It’s 2017 you all. More and more couples are thinking outside of “local” when they go to choose their wedding photographer. (See: How to Choose the Right Wedding Photographer for YOU!)
And we’ve all seen the photography Instagram bios. You might even have one: “Chicago + Worldwide”, “Have Camera, Will Travel”, “Texas and beyond”, “Passport ready!”…No shame in it! Mine over at @lyndseygarber currently says “Traveler. New Mexico Based.”
Who wouldn’t want to get paid to travel? I LOVE it. Travelust runs in my blood and experiencing new places feeds my soul.
But the truth is A LOT of people WANT to be a traveling photographer but very few have actually booked paying destination clients. I get asked almost daily through social media, emails and phone calls…”What’s your secret to becoming a traveling photographer?”
And now after having walked-the-walk of a traveling/destination photographer I’m here to bust a few myths and bring to light some truths.
Ok this can kinda work if you’ve got lotsa time and moolah. But I’ve also watched a lot of my photographer friends dump thousands of dollars into traveling and styled shoots in highly coveted areas…with no return.

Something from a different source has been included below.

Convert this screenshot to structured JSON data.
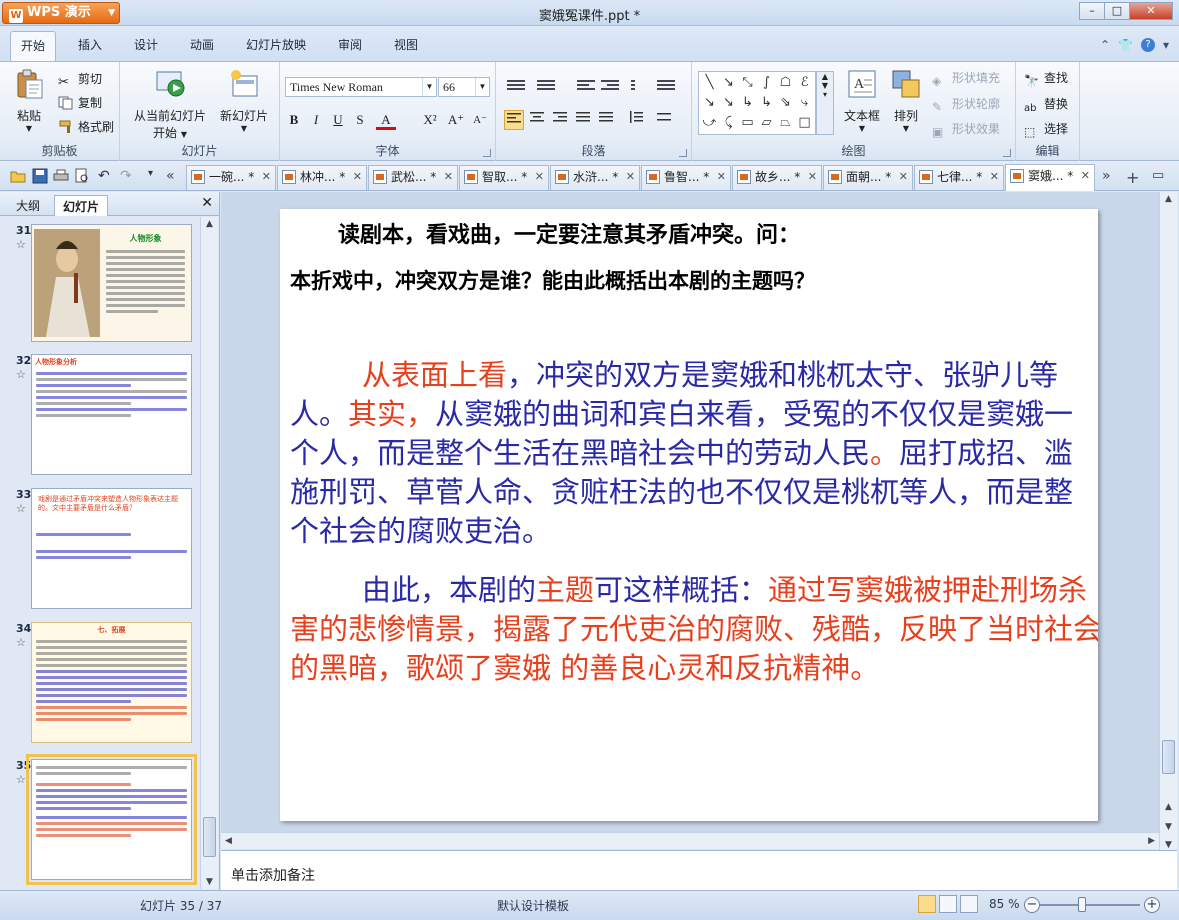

Iceland anyone?
So how did I do it? I sure as heck couldn’t afford traveling like that. The honest-to-goodness-truth is I didn’t set out to become at traveling wedding photographer. I didn’t even market for it…it JUST HAPPENED NATURALLY.
Before I ever booked my first travel client, I’d spent 5 years developing my skills, brand, reputation, style and business. I worked HARD exceed client expectations and connect with my followers. I strove to be genuine, real and authentic. And I worked to consistently put content in front of my fans that tugged at their heartstrings.
Eventually, people from afar saw my work and felt I was worth the investment. That is how I got started, plain and simple. Sorry it’s not more earth shaking.
My solid inquiries usually always start with: “I’ve followed you for years!” “My first thought after getting engaged was I hope I can book Lyndsey!” “I’ve always dreamed of you taking my pictures.”
What my inquiries don’t say: “I found you on google.” “I saw you use #jacksonholeweddingphotographer.” “Your bio says you travel.”
Side note: Hashtags & SEO are really really important. I’ll blog about it sometime. But that’s not the point I’m trying to make here.
I know I sound like I’m contradicting my first “Myth” by saying this is a truth. What I was saying up there is that trying to “force” it like that doesn’t always work. But the truth is that once you start to book real, paying clients…the more people will actually start to think of you as a traveling photographer.
You can shout that you’re a “traveling photographer” until you are blue in the face. People are watching to see if you REALLY are traveling to shoot real weddings for real clients? This is their once-in-a-life-time wedding day and hiring a wedding photographer + travel this is a really big investment and don’t think they aren’t watching to see how “legit” you are.
Booking travel photography starts slow. But then it builds and grows. The more people see the successful results of your travel the more they will be willing to invest in you.
No. It’s not. Flight delays. Weather cancellations. Early mornings. Creepy gas stations. Late nights. Running to catch shuttles. Hassling with rental-car companies. Long lines. Eating on the run.
So while IT IS fun to travel. It isn’t ALWAYS fun to travel. You just have to weight the pros-cons and decide if your love of adventure outweighs the stressful situations that are inevitable with traveling.
It’s glamorous be a “traveling photographer” until you look at your bank account.
For most photographers starting to wade into the world of travel…you are gonna have to eat some travel cots. And if you ask a lot of travel photographers, when they subtract what they are spending in travel, they are likely going to be making around the same as their local peers…or less, because travel is so time-consuming they have to take fewer clients.
It’s a growing process. You can’t jump from being a $3000 local to a $9000 traveling photographer. It’s baby steps. But always be sure you are calculating your CODB (cost of doing business) and charging at least what you need to break even at first. You can’t properly serve your clients if you can’t afford to pay your bills.
And it takes you away from your loved ones and community.
Last year I spent 61 nights and 97 days away from my husband and daughter. And the hours and hours of time it takes to price shop and book flights, hotels, rental cars, etc…is unbelievable.
In a perfect world, I’d take Nelson and Paisley with me on EVERY trip. But did I mention how expensive travel is?
It won’t happen overnight. But you CAN make your dreams happen. I know I once believed I’d never be “one of those” photographers that had the kind of dream clients who wouldn’t hesitate to fly me across the country….
Two years ago my clients were 100% local New Mexico. In 2017, 100% of my clients are travel/destination.
If I can do it, you can too!
PS. Keep in mind you if you choose to pursue travel…consult with a professional regarding paying taxes. Different states all have different requirements. It gets really confusing really quick who you need to pay and who you don’t.
Myths and Truths about becoming a Traveling Photographer | Lyndsey Garber Photography
Mar 18, 2017